■ Task: Every line containing the string "icon" should be returned from the records.

BEGIN Record excerpts

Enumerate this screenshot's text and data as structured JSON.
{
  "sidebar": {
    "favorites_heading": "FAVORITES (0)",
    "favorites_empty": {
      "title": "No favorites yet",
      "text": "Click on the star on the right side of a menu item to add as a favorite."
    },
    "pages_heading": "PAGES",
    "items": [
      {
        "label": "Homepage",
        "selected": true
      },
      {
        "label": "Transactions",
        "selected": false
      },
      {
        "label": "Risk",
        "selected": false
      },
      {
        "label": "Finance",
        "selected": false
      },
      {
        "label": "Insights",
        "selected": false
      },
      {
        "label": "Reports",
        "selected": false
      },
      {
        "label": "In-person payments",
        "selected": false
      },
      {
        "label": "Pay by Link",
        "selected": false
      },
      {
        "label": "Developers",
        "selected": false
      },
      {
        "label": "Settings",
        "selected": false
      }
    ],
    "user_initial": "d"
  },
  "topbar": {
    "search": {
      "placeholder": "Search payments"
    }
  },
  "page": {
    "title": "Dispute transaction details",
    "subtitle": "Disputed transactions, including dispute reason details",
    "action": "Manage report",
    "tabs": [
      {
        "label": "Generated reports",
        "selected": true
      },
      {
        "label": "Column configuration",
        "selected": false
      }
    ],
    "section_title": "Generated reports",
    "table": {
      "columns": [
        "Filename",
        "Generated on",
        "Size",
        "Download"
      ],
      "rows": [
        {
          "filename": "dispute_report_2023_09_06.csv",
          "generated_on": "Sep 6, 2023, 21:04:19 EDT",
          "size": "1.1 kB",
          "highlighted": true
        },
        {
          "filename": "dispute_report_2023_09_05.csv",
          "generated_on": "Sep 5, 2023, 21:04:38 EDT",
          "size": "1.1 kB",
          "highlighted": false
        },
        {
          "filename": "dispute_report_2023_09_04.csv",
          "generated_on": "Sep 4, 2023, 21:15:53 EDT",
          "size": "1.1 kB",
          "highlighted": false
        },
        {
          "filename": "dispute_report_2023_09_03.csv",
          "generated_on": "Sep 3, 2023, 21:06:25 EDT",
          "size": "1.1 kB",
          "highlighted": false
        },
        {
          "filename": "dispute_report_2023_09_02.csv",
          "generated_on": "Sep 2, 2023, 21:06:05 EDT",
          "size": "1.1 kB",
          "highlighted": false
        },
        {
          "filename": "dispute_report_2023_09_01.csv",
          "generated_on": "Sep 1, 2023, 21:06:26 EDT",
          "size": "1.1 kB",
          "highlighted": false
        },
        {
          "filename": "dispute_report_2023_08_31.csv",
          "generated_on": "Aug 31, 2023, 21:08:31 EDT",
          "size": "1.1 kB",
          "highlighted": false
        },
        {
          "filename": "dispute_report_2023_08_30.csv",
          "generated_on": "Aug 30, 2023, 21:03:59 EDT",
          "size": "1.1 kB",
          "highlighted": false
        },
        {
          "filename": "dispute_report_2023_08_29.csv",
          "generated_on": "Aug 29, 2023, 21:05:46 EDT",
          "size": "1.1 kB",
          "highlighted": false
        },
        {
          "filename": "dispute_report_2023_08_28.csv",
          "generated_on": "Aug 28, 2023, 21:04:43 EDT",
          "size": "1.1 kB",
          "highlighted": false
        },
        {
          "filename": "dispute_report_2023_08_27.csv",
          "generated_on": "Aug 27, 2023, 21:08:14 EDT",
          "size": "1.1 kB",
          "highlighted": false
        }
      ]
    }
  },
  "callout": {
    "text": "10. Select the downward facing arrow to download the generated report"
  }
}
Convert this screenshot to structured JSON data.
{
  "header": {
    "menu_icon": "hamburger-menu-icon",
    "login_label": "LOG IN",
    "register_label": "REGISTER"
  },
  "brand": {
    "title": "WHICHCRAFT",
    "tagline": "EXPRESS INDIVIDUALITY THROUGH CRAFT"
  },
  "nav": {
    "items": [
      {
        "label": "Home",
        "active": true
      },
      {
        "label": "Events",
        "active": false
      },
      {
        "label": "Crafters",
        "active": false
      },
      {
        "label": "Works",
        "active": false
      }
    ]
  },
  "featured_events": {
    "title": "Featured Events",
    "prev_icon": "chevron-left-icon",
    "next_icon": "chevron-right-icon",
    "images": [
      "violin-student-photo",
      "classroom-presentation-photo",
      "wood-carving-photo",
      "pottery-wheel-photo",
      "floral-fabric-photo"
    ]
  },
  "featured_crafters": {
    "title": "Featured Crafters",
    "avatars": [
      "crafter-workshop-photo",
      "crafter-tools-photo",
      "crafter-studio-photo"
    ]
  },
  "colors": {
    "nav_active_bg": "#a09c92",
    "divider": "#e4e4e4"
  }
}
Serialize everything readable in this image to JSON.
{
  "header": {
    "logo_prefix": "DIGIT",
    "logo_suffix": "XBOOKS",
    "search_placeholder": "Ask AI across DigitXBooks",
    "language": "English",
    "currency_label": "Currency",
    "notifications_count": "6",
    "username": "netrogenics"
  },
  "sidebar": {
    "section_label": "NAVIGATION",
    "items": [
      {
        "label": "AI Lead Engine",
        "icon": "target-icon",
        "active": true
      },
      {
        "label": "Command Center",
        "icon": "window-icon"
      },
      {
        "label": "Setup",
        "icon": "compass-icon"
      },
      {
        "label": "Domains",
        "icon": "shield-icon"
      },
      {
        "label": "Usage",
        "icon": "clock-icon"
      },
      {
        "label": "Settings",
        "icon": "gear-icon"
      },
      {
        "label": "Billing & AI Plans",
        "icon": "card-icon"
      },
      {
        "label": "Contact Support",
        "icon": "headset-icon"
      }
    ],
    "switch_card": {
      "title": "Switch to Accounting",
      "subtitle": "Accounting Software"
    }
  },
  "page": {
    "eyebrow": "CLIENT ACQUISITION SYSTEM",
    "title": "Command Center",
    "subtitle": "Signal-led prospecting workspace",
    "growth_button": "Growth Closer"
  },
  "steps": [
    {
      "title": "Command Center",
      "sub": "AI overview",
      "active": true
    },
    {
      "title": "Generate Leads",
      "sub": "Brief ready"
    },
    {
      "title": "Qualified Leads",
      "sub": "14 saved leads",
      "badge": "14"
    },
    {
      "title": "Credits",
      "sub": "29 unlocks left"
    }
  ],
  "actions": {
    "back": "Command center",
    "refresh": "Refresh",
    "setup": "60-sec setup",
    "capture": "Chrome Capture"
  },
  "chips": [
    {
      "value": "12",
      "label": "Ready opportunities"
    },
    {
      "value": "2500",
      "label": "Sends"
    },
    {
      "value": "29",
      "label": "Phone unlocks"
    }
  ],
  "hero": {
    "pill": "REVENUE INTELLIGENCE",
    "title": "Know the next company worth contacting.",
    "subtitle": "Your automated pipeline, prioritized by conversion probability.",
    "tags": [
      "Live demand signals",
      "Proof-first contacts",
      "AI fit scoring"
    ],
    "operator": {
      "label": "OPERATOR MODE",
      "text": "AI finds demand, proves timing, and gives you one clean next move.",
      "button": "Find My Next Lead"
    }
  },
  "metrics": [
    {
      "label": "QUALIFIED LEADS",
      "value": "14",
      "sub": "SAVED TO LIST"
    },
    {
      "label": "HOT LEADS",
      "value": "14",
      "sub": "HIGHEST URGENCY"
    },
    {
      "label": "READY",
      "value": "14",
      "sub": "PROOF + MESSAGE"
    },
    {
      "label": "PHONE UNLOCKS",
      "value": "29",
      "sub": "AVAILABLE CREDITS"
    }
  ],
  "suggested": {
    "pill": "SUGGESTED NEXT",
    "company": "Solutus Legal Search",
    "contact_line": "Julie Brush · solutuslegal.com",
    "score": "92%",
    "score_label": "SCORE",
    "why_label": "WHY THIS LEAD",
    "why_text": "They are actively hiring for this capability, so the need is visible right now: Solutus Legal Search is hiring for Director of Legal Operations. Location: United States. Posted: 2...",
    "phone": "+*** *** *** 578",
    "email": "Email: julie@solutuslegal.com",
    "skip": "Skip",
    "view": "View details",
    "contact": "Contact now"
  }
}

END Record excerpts

■ Problem solution:
    "menu_icon": "hamburger-menu-icon",
    "prev_icon": "chevron-left-icon",
    "next_icon": "chevron-right-icon",
        "icon": "target-icon",
        "icon": "window-icon"
        "icon": "compass-icon"
        "icon": "shield-icon"
        "icon": "clock-icon"
        "icon": "gear-icon"
        "icon": "card-icon"
        "icon": "headset-icon"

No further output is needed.